## TASK DETAILS
Look through the material beneath and copy each line with the word "data".

[RECORDS FOR THE TASK — start]

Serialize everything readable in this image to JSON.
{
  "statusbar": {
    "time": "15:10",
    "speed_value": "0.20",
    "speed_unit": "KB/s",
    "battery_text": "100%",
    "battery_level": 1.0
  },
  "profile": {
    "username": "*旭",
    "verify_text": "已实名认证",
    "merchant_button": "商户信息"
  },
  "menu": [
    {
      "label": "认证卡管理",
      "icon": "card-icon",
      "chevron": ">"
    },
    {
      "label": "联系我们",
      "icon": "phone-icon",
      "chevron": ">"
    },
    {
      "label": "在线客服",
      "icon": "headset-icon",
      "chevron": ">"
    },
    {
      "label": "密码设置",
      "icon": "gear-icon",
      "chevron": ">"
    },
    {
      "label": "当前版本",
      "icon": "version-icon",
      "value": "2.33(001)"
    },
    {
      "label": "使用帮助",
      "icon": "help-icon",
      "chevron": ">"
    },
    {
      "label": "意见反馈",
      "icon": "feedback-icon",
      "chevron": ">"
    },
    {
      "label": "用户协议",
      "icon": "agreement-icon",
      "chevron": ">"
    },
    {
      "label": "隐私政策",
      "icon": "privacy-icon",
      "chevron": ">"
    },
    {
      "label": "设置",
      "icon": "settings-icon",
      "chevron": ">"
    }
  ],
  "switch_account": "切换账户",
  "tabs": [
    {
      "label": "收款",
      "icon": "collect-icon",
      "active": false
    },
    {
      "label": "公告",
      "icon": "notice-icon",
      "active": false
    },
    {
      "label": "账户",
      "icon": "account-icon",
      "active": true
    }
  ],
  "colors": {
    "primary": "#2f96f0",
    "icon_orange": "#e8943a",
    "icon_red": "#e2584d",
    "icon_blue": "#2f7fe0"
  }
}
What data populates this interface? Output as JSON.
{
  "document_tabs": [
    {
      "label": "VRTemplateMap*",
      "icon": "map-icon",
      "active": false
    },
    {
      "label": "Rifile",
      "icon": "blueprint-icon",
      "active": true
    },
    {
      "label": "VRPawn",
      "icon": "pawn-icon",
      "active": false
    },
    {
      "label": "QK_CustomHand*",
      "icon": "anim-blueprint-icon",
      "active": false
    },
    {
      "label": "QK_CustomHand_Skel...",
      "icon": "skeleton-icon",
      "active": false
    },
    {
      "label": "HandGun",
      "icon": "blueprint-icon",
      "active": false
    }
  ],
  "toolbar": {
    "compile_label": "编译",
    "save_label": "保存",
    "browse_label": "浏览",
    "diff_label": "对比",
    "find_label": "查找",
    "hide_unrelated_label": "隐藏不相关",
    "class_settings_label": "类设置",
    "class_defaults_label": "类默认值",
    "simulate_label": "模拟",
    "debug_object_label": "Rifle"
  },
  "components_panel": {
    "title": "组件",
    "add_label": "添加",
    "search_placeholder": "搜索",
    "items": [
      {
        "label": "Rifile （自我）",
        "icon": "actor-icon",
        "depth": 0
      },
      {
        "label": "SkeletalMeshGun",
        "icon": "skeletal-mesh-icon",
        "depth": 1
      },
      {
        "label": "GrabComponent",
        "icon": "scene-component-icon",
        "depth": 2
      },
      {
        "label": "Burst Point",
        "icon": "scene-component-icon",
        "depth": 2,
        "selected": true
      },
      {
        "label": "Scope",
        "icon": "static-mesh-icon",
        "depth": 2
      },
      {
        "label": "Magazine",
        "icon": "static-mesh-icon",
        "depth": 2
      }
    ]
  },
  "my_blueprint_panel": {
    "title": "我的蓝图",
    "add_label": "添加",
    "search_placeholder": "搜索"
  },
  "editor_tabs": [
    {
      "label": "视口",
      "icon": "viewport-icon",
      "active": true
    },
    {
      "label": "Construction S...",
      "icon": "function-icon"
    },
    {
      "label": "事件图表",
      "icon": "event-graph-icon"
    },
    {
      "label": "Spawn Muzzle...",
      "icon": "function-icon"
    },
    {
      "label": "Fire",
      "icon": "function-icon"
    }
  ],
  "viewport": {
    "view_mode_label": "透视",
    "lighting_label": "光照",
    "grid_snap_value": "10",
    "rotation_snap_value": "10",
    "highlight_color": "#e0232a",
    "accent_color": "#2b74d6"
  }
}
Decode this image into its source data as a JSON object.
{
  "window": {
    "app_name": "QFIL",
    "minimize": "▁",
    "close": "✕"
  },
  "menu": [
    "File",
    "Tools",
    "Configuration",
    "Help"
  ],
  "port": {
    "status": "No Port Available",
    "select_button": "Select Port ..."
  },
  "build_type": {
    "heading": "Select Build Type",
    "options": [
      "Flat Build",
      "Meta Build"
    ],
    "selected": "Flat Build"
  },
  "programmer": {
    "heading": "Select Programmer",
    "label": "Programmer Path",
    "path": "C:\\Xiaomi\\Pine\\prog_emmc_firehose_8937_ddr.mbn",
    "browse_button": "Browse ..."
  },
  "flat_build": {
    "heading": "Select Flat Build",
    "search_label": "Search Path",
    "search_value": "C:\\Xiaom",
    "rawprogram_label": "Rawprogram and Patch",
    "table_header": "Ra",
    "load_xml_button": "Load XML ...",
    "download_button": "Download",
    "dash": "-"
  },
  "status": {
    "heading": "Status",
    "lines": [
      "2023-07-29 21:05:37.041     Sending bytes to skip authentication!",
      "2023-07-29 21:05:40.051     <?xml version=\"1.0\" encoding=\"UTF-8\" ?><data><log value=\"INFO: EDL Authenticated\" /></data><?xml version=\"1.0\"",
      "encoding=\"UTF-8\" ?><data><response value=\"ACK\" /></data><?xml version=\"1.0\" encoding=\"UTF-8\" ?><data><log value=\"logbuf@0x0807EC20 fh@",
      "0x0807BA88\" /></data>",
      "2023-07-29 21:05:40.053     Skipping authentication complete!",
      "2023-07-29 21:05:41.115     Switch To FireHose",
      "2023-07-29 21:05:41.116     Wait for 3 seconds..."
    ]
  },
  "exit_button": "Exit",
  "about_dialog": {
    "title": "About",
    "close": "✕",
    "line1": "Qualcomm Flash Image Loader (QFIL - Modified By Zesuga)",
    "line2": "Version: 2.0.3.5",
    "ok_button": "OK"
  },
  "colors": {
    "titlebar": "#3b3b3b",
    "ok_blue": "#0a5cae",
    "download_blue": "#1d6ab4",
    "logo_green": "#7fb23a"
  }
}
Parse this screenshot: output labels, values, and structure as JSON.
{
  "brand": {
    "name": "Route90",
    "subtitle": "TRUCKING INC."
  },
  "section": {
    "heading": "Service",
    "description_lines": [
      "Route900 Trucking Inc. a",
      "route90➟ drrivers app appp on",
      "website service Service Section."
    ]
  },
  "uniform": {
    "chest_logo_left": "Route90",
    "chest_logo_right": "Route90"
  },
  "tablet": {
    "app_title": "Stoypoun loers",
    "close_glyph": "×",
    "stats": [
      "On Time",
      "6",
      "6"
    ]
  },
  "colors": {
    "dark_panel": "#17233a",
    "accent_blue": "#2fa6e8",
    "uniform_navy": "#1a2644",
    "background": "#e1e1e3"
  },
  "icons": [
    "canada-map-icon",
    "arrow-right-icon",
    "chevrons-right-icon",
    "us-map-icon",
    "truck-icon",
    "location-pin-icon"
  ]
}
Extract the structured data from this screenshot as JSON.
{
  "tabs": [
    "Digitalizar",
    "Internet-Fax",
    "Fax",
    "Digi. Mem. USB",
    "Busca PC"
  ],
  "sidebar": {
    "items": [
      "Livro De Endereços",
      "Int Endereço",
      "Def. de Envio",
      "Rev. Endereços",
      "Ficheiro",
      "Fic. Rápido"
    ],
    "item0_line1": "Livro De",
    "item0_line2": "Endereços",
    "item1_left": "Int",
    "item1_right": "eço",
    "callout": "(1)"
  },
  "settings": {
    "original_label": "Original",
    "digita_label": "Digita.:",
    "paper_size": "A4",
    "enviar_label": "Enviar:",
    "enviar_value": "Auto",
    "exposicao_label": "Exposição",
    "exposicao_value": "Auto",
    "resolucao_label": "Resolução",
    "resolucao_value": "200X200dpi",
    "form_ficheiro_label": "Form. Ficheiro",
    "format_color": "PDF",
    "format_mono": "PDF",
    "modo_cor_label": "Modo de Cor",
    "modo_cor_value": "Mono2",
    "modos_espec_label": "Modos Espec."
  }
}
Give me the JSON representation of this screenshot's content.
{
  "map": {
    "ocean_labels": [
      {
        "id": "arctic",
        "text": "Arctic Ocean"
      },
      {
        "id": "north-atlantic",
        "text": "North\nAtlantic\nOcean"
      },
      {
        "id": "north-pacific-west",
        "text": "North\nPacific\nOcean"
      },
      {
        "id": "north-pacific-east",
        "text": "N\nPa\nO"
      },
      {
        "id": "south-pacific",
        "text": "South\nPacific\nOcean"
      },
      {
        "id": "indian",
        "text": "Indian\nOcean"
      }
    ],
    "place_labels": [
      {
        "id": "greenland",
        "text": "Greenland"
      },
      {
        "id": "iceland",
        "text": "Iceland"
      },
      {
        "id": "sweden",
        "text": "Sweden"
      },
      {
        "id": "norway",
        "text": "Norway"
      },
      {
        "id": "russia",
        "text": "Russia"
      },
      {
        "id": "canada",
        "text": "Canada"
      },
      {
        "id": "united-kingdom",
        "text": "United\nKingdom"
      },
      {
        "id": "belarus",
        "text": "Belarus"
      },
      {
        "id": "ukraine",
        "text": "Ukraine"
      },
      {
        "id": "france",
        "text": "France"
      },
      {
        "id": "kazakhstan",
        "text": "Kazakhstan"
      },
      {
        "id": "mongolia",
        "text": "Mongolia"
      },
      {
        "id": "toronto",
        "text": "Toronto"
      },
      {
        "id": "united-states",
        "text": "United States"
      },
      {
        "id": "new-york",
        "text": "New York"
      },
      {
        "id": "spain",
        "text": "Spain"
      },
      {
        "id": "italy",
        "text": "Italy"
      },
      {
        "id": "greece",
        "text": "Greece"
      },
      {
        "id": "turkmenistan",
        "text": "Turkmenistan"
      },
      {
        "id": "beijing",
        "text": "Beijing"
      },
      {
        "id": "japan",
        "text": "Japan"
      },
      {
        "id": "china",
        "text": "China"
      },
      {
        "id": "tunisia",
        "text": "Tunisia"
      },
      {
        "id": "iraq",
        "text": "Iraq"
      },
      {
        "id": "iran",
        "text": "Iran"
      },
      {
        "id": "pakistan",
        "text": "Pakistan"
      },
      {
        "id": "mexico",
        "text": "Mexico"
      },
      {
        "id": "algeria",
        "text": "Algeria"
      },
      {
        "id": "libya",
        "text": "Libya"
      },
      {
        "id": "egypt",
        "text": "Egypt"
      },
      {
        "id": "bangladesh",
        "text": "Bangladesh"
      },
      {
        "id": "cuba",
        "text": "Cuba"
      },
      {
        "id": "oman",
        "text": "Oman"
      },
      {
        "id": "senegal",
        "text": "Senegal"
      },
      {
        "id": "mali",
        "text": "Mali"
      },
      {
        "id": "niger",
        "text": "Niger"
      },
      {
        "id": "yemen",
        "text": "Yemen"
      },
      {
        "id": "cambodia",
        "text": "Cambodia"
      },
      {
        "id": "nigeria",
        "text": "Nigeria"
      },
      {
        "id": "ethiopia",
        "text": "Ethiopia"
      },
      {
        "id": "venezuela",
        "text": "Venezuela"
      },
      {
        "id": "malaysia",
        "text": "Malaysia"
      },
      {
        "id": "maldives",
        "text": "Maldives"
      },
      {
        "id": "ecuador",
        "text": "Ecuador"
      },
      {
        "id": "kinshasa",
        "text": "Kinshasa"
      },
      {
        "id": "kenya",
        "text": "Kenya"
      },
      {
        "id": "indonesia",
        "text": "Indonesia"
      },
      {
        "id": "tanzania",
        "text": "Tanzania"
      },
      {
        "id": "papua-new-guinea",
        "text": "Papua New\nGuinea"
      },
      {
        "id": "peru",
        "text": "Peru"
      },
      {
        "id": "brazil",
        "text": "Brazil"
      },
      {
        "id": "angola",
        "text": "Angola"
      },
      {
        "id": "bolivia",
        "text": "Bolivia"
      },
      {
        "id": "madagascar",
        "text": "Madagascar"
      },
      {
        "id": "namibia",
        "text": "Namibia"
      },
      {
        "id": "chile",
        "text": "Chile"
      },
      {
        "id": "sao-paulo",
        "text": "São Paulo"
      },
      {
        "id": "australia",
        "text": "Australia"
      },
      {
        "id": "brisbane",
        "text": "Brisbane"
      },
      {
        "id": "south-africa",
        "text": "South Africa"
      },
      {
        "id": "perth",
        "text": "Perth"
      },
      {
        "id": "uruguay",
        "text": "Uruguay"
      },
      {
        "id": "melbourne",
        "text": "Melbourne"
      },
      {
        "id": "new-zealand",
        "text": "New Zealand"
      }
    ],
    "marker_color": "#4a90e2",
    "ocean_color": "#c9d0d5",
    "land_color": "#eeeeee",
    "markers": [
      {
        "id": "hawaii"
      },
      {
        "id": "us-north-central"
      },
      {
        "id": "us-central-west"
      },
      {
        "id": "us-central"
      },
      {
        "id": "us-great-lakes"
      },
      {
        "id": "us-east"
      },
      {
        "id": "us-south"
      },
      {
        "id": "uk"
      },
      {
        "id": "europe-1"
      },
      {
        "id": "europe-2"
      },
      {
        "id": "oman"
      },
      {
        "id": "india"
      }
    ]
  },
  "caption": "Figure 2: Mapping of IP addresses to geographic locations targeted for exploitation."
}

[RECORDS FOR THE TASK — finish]

## ANSWER SECTION
What data populates this interface? Output as JSON.
Decode this image into its source data as a JSON object.
      "2023-07-29 21:05:40.051     <?xml version=\"1.0\" encoding=\"UTF-8\" ?><data><log value=\"INFO: EDL Authenticated\" /></data><?xml version=\"1.0\"",
      "encoding=\"UTF-8\" ?><data><response value=\"ACK\" /></data><?xml version=\"1.0\" encoding=\"UTF-8\" ?><data><log value=\"logbuf@0x0807EC20 fh@",
      "0x0807BA88\" /></data>",
Extract the structured data from this screenshot as JSON.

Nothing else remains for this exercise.